Every line of the entries with the word "JSON" in it should be shown.

(Dataset rows for apps and sites)
┄┄┄┄┄┄

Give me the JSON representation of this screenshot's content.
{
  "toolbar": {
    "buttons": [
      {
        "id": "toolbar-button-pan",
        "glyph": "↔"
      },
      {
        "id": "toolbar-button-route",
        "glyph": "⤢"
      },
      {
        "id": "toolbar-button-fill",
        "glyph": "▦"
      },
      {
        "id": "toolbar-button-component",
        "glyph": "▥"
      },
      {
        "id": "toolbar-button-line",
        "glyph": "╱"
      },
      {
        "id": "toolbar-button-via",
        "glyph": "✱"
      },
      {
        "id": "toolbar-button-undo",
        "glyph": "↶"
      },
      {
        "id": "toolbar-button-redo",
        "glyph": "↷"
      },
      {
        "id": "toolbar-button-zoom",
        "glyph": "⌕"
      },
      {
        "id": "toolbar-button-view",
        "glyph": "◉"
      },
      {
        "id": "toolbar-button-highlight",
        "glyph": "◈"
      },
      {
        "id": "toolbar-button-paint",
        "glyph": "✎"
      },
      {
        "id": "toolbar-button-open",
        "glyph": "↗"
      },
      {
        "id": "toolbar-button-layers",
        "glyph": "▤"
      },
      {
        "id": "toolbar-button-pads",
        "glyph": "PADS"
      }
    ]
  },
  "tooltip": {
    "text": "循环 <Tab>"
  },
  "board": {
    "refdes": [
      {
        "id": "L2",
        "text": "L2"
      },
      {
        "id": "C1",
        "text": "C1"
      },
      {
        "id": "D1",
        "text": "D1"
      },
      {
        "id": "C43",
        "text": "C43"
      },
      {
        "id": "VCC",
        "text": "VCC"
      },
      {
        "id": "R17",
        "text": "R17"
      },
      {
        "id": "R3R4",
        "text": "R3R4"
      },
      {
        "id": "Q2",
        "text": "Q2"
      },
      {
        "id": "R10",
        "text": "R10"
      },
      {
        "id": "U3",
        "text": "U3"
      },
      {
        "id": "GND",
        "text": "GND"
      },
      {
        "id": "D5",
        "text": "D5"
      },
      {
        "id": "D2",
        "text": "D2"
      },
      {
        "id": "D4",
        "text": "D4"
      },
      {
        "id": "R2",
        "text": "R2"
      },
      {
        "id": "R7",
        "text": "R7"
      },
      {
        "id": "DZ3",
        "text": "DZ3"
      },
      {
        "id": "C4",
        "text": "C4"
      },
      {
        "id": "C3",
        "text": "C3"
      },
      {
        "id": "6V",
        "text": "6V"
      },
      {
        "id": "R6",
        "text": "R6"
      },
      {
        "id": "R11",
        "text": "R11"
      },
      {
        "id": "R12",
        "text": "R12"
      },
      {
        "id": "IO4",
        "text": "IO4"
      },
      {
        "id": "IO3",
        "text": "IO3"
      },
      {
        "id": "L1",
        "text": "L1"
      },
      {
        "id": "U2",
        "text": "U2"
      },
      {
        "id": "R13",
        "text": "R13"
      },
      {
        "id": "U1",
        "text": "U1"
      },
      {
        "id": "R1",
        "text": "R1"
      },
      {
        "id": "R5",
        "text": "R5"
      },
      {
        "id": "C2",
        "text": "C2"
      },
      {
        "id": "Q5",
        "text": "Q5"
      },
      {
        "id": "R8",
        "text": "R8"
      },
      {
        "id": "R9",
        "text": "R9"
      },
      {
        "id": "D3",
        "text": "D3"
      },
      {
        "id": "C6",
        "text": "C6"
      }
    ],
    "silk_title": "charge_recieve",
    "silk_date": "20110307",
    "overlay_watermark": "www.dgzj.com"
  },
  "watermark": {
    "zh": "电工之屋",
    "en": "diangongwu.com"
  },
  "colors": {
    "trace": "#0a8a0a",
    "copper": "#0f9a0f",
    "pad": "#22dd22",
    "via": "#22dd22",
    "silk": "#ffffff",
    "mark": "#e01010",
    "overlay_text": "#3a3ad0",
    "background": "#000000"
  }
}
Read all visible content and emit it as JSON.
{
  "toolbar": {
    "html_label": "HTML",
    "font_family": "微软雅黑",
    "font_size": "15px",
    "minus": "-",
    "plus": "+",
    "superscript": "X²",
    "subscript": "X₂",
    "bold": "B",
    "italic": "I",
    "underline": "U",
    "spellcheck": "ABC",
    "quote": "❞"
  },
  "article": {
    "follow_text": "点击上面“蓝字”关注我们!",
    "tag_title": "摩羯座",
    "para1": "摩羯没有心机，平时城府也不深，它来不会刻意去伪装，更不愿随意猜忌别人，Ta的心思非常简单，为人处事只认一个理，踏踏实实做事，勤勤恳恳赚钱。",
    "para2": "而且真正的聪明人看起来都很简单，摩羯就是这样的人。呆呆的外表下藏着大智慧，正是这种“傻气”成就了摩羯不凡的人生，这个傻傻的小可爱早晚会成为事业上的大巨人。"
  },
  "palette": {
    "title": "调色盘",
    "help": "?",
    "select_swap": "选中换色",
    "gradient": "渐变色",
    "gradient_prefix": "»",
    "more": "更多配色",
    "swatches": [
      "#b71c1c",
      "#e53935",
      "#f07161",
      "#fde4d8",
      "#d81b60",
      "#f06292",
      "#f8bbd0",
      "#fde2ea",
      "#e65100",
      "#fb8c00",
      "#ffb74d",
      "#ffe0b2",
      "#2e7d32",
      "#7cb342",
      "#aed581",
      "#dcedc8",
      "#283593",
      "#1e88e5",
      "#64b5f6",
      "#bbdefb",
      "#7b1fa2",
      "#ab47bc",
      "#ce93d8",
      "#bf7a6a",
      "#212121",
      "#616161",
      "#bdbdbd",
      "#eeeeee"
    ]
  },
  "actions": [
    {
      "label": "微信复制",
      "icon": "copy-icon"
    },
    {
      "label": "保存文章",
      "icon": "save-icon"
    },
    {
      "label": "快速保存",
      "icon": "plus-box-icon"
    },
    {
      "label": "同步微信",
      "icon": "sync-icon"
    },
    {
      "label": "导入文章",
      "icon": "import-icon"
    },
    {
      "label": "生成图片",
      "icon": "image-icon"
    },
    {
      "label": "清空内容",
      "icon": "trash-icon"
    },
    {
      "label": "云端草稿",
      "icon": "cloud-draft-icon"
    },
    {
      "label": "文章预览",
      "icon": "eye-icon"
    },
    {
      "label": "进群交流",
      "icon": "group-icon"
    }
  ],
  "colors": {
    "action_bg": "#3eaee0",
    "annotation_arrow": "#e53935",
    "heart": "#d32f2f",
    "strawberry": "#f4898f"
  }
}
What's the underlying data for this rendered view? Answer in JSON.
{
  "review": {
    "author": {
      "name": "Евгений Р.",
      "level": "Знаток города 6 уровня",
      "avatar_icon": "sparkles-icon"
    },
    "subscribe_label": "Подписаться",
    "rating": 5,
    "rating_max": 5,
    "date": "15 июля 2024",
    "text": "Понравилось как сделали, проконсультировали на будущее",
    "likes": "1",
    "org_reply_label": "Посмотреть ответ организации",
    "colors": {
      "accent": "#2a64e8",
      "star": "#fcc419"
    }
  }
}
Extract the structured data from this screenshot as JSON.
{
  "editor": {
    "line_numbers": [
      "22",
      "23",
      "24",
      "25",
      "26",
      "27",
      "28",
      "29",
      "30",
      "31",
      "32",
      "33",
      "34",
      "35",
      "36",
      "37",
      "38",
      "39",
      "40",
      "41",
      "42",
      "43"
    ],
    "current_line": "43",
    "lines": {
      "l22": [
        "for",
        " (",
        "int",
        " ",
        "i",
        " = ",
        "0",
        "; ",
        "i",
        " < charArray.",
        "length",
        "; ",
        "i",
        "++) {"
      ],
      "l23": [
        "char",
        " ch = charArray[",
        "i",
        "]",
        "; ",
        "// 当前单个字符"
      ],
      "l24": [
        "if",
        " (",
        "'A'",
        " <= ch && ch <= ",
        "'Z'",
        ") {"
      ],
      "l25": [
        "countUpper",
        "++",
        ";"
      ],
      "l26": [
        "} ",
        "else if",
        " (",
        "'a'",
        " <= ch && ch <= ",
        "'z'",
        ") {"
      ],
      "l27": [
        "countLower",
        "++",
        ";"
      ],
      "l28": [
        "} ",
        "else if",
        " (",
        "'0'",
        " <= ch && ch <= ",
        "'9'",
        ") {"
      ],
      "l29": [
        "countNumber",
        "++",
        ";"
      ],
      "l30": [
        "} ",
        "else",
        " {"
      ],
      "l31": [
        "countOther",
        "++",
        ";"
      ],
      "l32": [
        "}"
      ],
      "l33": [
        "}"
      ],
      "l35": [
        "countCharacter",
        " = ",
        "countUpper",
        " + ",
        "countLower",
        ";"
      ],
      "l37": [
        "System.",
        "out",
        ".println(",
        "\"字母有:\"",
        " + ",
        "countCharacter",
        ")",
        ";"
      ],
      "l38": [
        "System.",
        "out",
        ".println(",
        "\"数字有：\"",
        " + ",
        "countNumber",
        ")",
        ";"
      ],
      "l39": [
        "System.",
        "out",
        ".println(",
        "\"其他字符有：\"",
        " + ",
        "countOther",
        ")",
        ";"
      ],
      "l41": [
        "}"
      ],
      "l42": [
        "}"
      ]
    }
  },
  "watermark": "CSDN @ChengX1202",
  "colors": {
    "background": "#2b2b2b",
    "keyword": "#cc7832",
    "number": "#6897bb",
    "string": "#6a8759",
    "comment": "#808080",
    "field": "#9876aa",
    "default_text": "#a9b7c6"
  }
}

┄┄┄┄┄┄

Response to this task:
Give me the JSON representation of this screenshot's content.
Read all visible content and emit it as JSON.
What's the underlying data for this rendered view? Answer in JSON.
Extract the structured data from this screenshot as JSON.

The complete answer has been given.